How to complete this task:
The answer should match the entries that follow exactly, except that no image appears in it.

#### Source material

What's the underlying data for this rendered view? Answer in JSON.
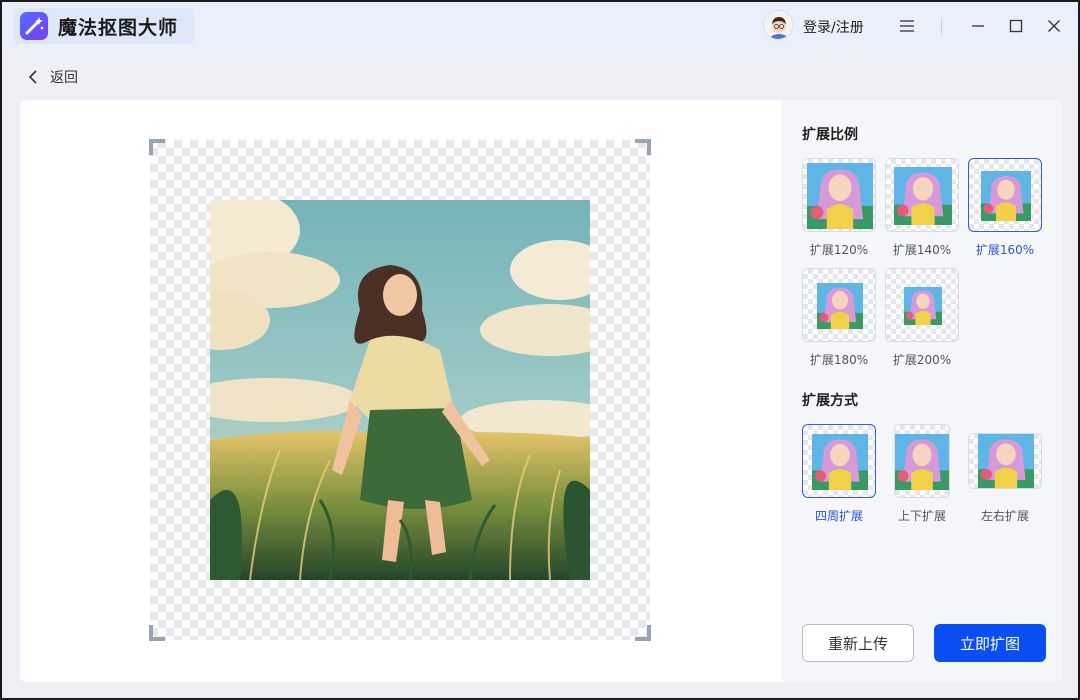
{
  "app": {
    "title": "魔法抠图大师"
  },
  "header": {
    "login_label": "登录/注册"
  },
  "nav": {
    "back_label": "返回"
  },
  "ratio_section": {
    "title": "扩展比例",
    "options": [
      {
        "label": "扩展120%",
        "selected": false
      },
      {
        "label": "扩展140%",
        "selected": false
      },
      {
        "label": "扩展160%",
        "selected": true
      },
      {
        "label": "扩展180%",
        "selected": false
      },
      {
        "label": "扩展200%",
        "selected": false
      }
    ]
  },
  "mode_section": {
    "title": "扩展方式",
    "options": [
      {
        "label": "四周扩展",
        "selected": true
      },
      {
        "label": "上下扩展",
        "selected": false
      },
      {
        "label": "左右扩展",
        "selected": false
      }
    ]
  },
  "actions": {
    "reupload_label": "重新上传",
    "expand_label": "立即扩图"
  },
  "colors": {
    "accent": "#0b4ff2",
    "selected_border": "#3b5bd6",
    "selected_text": "#2f55d4"
  },
  "icons": [
    "logo-icon",
    "avatar-icon",
    "menu-icon",
    "minimize-icon",
    "maximize-icon",
    "close-icon",
    "back-chevron-icon"
  ]
}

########

Expected answer:
What's the underlying data for this rendered view? Answer in JSON.
{
  "app": {
    "title": "魔法抠图大师"
  },
  "header": {
    "login_label": "登录/注册"
  },
  "nav": {
    "back_label": "返回"
  },
  "ratio_section": {
    "title": "扩展比例",
    "options": [
      {
        "label": "扩展120%",
        "selected": false
      },
      {
        "label": "扩展140%",
        "selected": false
      },
      {
        "label": "扩展160%",
        "selected": true
      },
      {
        "label": "扩展180%",
        "selected": false
      },
      {
        "label": "扩展200%",
        "selected": false
      }
    ]
  },
  "mode_section": {
    "title": "扩展方式",
    "options": [
      {
        "label": "四周扩展",
        "selected": true
      },
      {
        "label": "上下扩展",
        "selected": false
      },
      {
        "label": "左右扩展",
        "selected": false
      }
    ]
  },
  "actions": {
    "reupload_label": "重新上传",
    "expand_label": "立即扩图"
  },
  "colors": {
    "accent": "#0b4ff2",
    "selected_border": "#3b5bd6",
    "selected_text": "#2f55d4"
  },
  "icons": [
    "logo-icon",
    "avatar-icon",
    "menu-icon",
    "minimize-icon",
    "maximize-icon",
    "close-icon",
    "back-chevron-icon"
  ]
}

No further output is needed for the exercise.